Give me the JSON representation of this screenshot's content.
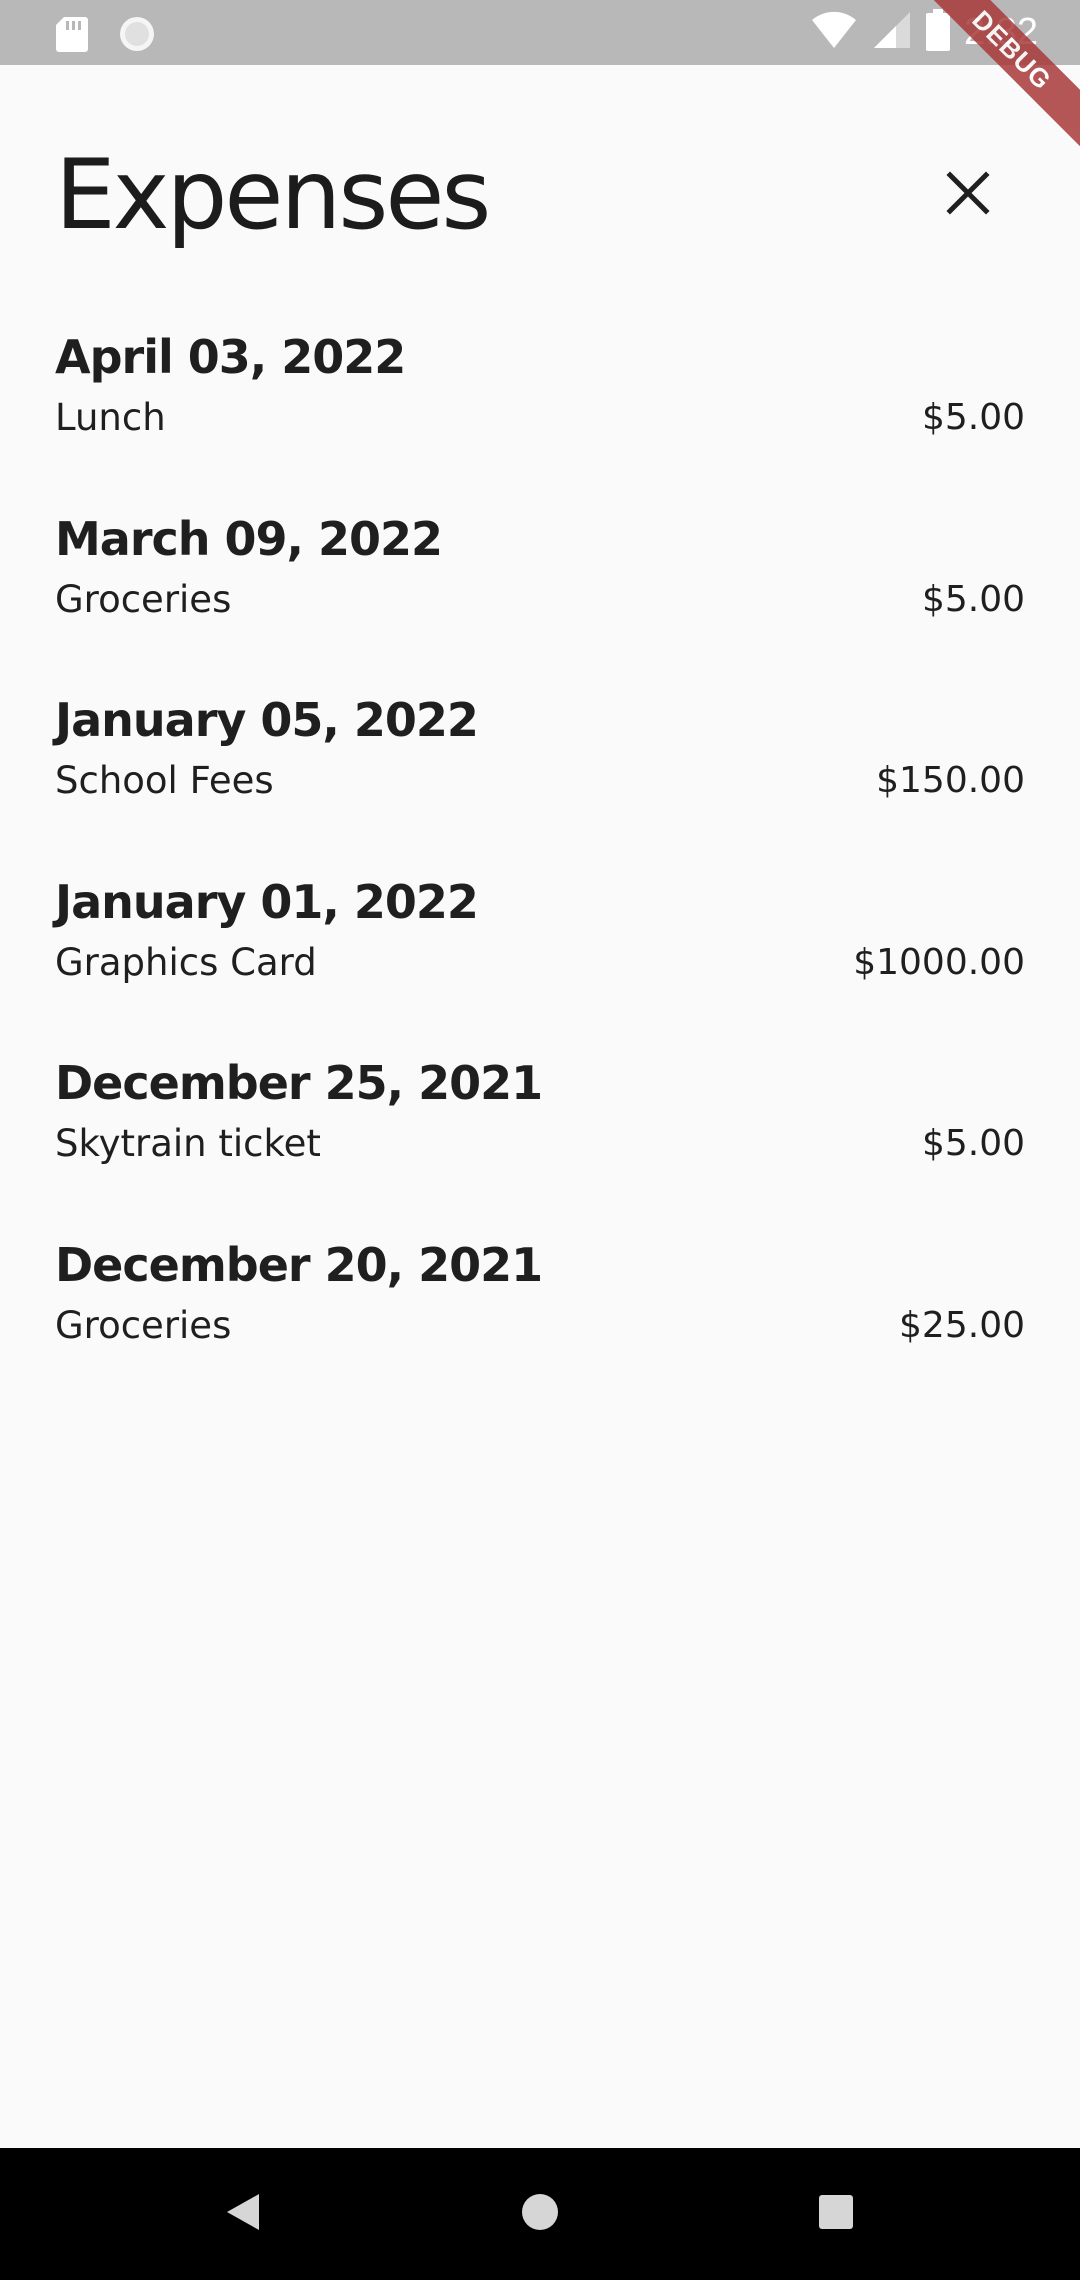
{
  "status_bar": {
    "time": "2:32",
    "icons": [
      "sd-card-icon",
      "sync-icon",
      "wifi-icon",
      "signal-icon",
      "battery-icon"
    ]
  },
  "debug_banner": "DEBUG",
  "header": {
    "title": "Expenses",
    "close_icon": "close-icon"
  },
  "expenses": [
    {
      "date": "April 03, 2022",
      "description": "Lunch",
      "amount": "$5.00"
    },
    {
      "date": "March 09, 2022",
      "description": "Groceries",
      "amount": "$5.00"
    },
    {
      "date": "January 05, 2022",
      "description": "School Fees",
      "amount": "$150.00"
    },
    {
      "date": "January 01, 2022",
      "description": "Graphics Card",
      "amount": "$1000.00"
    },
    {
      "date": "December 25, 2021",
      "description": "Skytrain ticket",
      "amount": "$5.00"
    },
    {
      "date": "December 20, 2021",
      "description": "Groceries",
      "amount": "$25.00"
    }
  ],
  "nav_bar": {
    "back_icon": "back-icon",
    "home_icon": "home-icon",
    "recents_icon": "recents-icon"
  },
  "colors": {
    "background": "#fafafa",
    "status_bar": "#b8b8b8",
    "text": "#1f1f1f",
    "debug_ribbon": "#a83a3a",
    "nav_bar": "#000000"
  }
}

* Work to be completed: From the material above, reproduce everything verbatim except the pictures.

* Answer for this exercise:
Give me the JSON representation of this screenshot's content.
{
  "status_bar": {
    "time": "2:32",
    "icons": [
      "sd-card-icon",
      "sync-icon",
      "wifi-icon",
      "signal-icon",
      "battery-icon"
    ]
  },
  "debug_banner": "DEBUG",
  "header": {
    "title": "Expenses",
    "close_icon": "close-icon"
  },
  "expenses": [
    {
      "date": "April 03, 2022",
      "description": "Lunch",
      "amount": "$5.00"
    },
    {
      "date": "March 09, 2022",
      "description": "Groceries",
      "amount": "$5.00"
    },
    {
      "date": "January 05, 2022",
      "description": "School Fees",
      "amount": "$150.00"
    },
    {
      "date": "January 01, 2022",
      "description": "Graphics Card",
      "amount": "$1000.00"
    },
    {
      "date": "December 25, 2021",
      "description": "Skytrain ticket",
      "amount": "$5.00"
    },
    {
      "date": "December 20, 2021",
      "description": "Groceries",
      "amount": "$25.00"
    }
  ],
  "nav_bar": {
    "back_icon": "back-icon",
    "home_icon": "home-icon",
    "recents_icon": "recents-icon"
  },
  "colors": {
    "background": "#fafafa",
    "status_bar": "#b8b8b8",
    "text": "#1f1f1f",
    "debug_ribbon": "#a83a3a",
    "nav_bar": "#000000"
  }
}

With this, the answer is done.